I’ve found that one of the greatest barriers to writing something down regularly these days is a concern that I’d piss someone off.
What a way to grow up.
While wrapping up last of the sequencing reactions accumulated these past few days I found myself wondering about bioart again- there was a time when I was completely nuts over the concept of artscience, and pushed as hard as I could to get some bioart representation within the Genspace hierarchy. We didn’t even have PCR machines back then, it was before Ellen got the equipment from Vector donated after it downsized and closed down the lab she was managing, and way before we found MEx through bunch of random people. It was a life time ago.
Anyway, my earlier perception of ‘artscience’ at the time, as vague as it was, brought to mind something curious, something like Leonardo Da Vinci but for the modern age. Scientific discovery and application dictated by aesthetic sense to create something beautiful and perhaps even meaningful. Being freshly out from school it was a view uninformed by realities of both scientific research and how many artists operate.
From a general point artscience as it stands right now seem to refer to anything and everything created and curated using tools normally reserved for usually inaccessible scientific research for purposes of artistic expression- and nothing else. It’s art as usual except the tubes of paints and canvas got switched out to some other things associated with science (or should I say popular perception of science? No real scientist I know plays around with that much colored liquid, or uses racks of test tubes).
It brings up an interesting question on what artscience actually is. When you really dig into the history of arts from across the globe, the techniques of art was never really far away from experimentation and keeping track of data- the practice of simply walking into a store to buy tubes of paint without knowing how it’s made and where it came from is a ridiculously modern one.
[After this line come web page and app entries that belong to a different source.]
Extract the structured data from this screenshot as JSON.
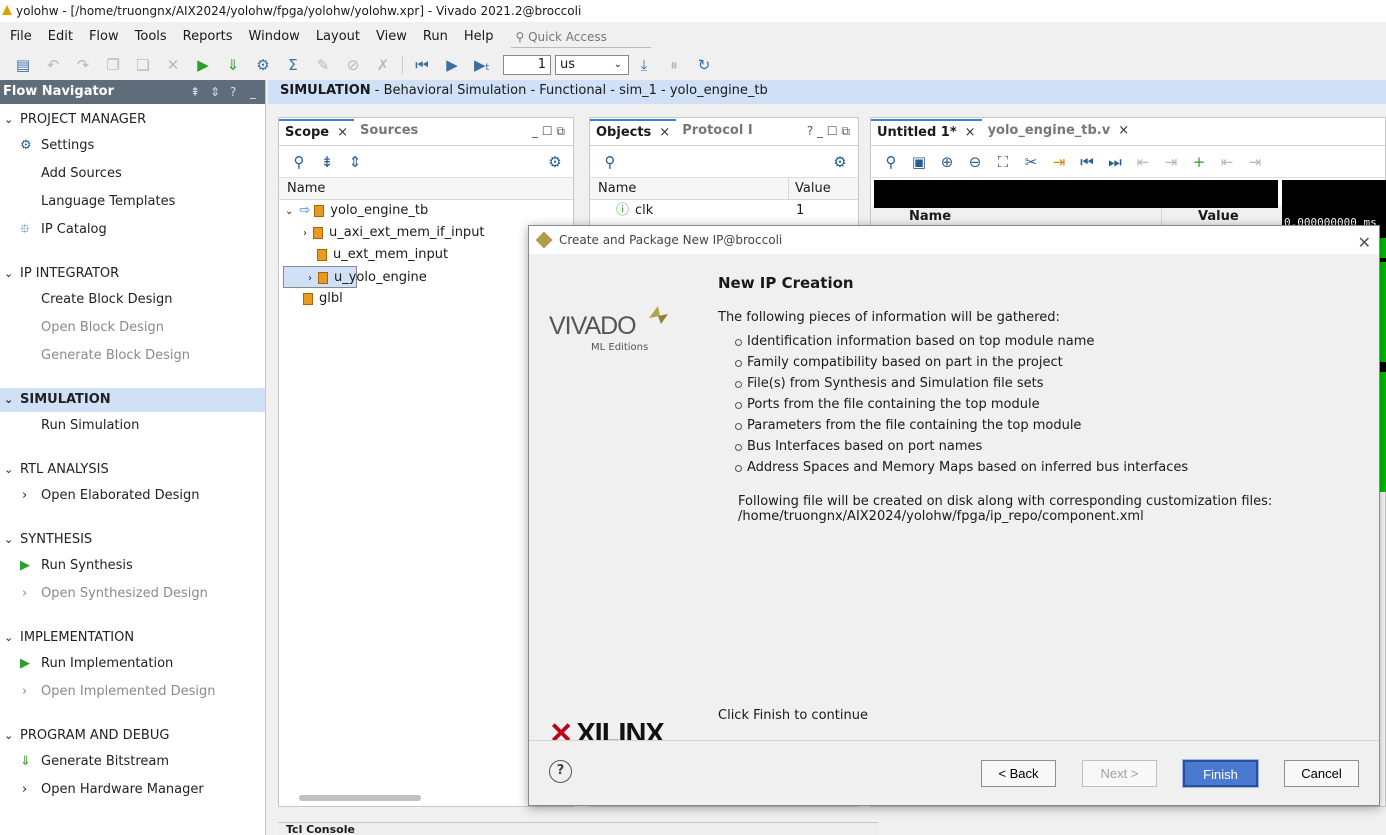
{
  "window": {
    "title": "yolohw - [/home/truongnx/AIX2024/yolohw/fpga/yolohw/yolohw.xpr] - Vivado 2021.2@broccoli"
  },
  "menu": [
    "File",
    "Edit",
    "Flow",
    "Tools",
    "Reports",
    "Window",
    "Layout",
    "View",
    "Run",
    "Help"
  ],
  "quick_access": {
    "placeholder": "Quick Access"
  },
  "toolbar": {
    "run_time_value": "1",
    "run_time_unit": "us"
  },
  "flow_navigator": {
    "title": "Flow Navigator",
    "sections": [
      {
        "label": "PROJECT MANAGER",
        "items": [
          {
            "label": "Settings",
            "icon": "gear-icon"
          },
          {
            "label": "Add Sources"
          },
          {
            "label": "Language Templates"
          },
          {
            "label": "IP Catalog",
            "icon": "ip-catalog-icon"
          }
        ]
      },
      {
        "label": "IP INTEGRATOR",
        "items": [
          {
            "label": "Create Block Design"
          },
          {
            "label": "Open Block Design",
            "disabled": true
          },
          {
            "label": "Generate Block Design",
            "disabled": true
          }
        ]
      },
      {
        "label": "SIMULATION",
        "active": true,
        "items": [
          {
            "label": "Run Simulation"
          }
        ]
      },
      {
        "label": "RTL ANALYSIS",
        "items": [
          {
            "label": "Open Elaborated Design"
          }
        ]
      },
      {
        "label": "SYNTHESIS",
        "items": [
          {
            "label": "Run Synthesis",
            "icon": "play-icon"
          },
          {
            "label": "Open Synthesized Design",
            "disabled": true
          }
        ]
      },
      {
        "label": "IMPLEMENTATION",
        "items": [
          {
            "label": "Run Implementation",
            "icon": "play-icon"
          },
          {
            "label": "Open Implemented Design",
            "disabled": true
          }
        ]
      },
      {
        "label": "PROGRAM AND DEBUG",
        "items": [
          {
            "label": "Generate Bitstream",
            "icon": "bitstream-icon"
          },
          {
            "label": "Open Hardware Manager"
          }
        ]
      }
    ]
  },
  "sim_header": {
    "bold": "SIMULATION",
    "rest": " - Behavioral Simulation - Functional - sim_1 - yolo_engine_tb"
  },
  "scope_panel": {
    "tabs": [
      "Scope",
      "Sources"
    ],
    "col_name": "Name",
    "rows": [
      {
        "label": "yolo_engine_tb",
        "level": 0
      },
      {
        "label": "u_axi_ext_mem_if_input",
        "level": 1
      },
      {
        "label": "u_ext_mem_input",
        "level": 1
      },
      {
        "label": "u_yolo_engine",
        "level": 1
      },
      {
        "label": "glbl",
        "level": 0
      }
    ]
  },
  "objects_panel": {
    "tabs": [
      "Objects",
      "Protocol I"
    ],
    "col_name": "Name",
    "col_value": "Value",
    "rows": [
      {
        "name": "clk",
        "value": "1"
      }
    ]
  },
  "wave_panel": {
    "tabs": [
      "Untitled 1*",
      "yolo_engine_tb.v"
    ],
    "col_name": "Name",
    "col_value": "Value",
    "time_label": "0.000000000 ms"
  },
  "dialog": {
    "title": "Create and Package New IP@broccoli",
    "brand_top": "VIVADO",
    "brand_sub": "ML Editions",
    "brand_bottom": "XILINX",
    "heading": "New IP Creation",
    "intro": "The following pieces of information will be gathered:",
    "bullets": [
      "Identification information based on top module name",
      "Family compatibility based on part in the project",
      "File(s) from Synthesis and Simulation file sets",
      "Ports from the file containing the top module",
      "Parameters from the file containing the top module",
      "Bus Interfaces based on port names",
      "Address Spaces and Memory Maps based on inferred bus interfaces"
    ],
    "file_note": "Following file will be created on disk along with corresponding customization files:",
    "file_path": "/home/truongnx/AIX2024/yolohw/fpga/ip_repo/component.xml",
    "finish_note": "Click Finish to continue",
    "back_label": "< Back",
    "next_label": "Next >",
    "finish_label": "Finish",
    "cancel_label": "Cancel"
  },
  "tcl_bar": {
    "tab": "Tcl Console"
  }
}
Same goes for architecture. The amount of experimentation and fundamental knowledge that has to be learned to be even remotely adapt at the craft is extensive- otherwise you have a lot of dead people on your hands. Experimentation, data gathering, perfection over life time and generations- are all rather common practices in the arts.
In that light, what IS artscience? It’s highly probable Da Vinci was on the cutting edge of chemistry at the time just from making his paint and gunpowder for fireworks. Same goes for almost all the older masters. If it’s simply using scientific means and tools for purposes of art how is that so radically different from what people had been doing for most of history, when you consider that ‘traditional’ tools of art themselves were products of experimentation?
Here’s another kicker- the relatively recent interest in bioart, itself a practical artscience of sorts, is based on broader accessibility of the tools and better abstraction of ideas that allows any sufficiently funded and motivated artist to use the tools usually associated with pure research. Easier accessibility to better and more professional tools of the scientific trade by the layman will be a continuing trend for the foreseeable future… So what does artscience do that’s really different when the science part of it is as normal as walking into an arts supply store and buying tubes of paint?
Is it even real? If it is, where is it going?
And all this is without even getting into the difference between science and technology.